In Pineda, the Fifth Circuit explained that its prior case law interpreting the ADEA’s remedies provision “[was] no obstacle” to its holding with respect to the question posed under the FLSA. First, Dean was decided before the FLSA was amended to allow private retaliation suits and to include “such legal or equitable relief as may be appropriate” for retaliation claims. Second, Dean focused on a standalone provision in the ADEA, which similarly allows “such legal or equitable relief” but contains the phrase “as may be appropriate to effectuate the purposes” of the statute. Dean concluded that allowing emotional distress damages under the ADEA would frustrate its purposes, emphasizing the ADEA’s preference for administrative dispute resolution procedures. This phrase is not present or incorporated into the FLSA. The Fifth Circuit stated that the absence of this phrase “warrant[s] a different result when it comes to the FLSA retaliation provision.” In support of its decision, the Court juxtaposed the ADEA’s “administrative conciliation and mediation scheme” with the FLSA’s ization for employees to immediately file suit “to provide compensation and deterrence.”

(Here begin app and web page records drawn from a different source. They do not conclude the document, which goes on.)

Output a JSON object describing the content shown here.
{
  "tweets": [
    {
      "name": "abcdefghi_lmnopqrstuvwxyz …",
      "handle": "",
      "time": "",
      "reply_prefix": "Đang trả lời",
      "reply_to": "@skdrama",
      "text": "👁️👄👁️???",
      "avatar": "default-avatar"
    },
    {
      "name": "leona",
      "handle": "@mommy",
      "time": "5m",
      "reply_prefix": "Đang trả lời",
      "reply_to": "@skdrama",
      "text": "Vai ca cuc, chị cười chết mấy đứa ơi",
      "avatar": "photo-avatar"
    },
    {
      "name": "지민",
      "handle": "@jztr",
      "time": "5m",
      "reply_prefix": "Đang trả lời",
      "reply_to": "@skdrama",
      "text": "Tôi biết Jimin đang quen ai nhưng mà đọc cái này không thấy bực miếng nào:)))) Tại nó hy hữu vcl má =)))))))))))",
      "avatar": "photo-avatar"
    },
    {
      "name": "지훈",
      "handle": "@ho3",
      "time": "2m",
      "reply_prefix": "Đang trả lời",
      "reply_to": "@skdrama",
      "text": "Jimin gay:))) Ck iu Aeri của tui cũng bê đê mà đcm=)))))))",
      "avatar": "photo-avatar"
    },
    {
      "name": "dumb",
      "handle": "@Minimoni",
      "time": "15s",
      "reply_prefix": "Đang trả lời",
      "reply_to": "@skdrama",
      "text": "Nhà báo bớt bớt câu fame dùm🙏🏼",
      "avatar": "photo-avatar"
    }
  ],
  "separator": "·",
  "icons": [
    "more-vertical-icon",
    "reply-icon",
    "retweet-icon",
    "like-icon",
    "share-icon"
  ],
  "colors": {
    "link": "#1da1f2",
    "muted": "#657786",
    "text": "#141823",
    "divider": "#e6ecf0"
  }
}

The Fifth Circuit also addressed Pena’s argument that she, too, should be entitled to emotional damages because, although she was not an employee of JTCH, “she was nonetheless protected by the FLSA because as the spouse of an employee retaliated against for his complaints, she was within the zone of interests the statute protects.” In support, Pena cited Thompson v. North American Stainless, LP, which used a “zone of interests” test to determine standing to sue for retaliation under Title VII. The Fifth Circuit stated Pena’s attempt to use Thompson in support of her argument “ignores a critical distinction” between the FLSA’s substantive anti-retaliation provision and the remedies provision of Title VII: the FLSA provides it is only unlawful “to discharge or . . . discriminate against any employee because such employee has filed any complaint,” 29 U.S.C. § 215(a)(3) (emphasis added), whereas Title VII allows a “person claiming to be aggrieved” to file a civil suit. 42 U.S.C. § 2000e-5(f)(1). Thus, the FLSA’s anti-retaliation provision extends only to individuals who are “employees” under the statute.
Based on this decision, employers should take heed that awards for employee retaliation claims under the FLSA may be drastically increased by the inclusion of possible emotional distress damages, at least in the Fifth, Sixth, and Seventh Circuits. Employers can take some comfort, however, in the Fifth Circuit’s confirmation that only “employees” may assert FLSA retaliation claims. Employers thus should not be hesitant to seek dismissal if a plaintiff asserting an FLSA retaliation claim is not an “employee” under the statute.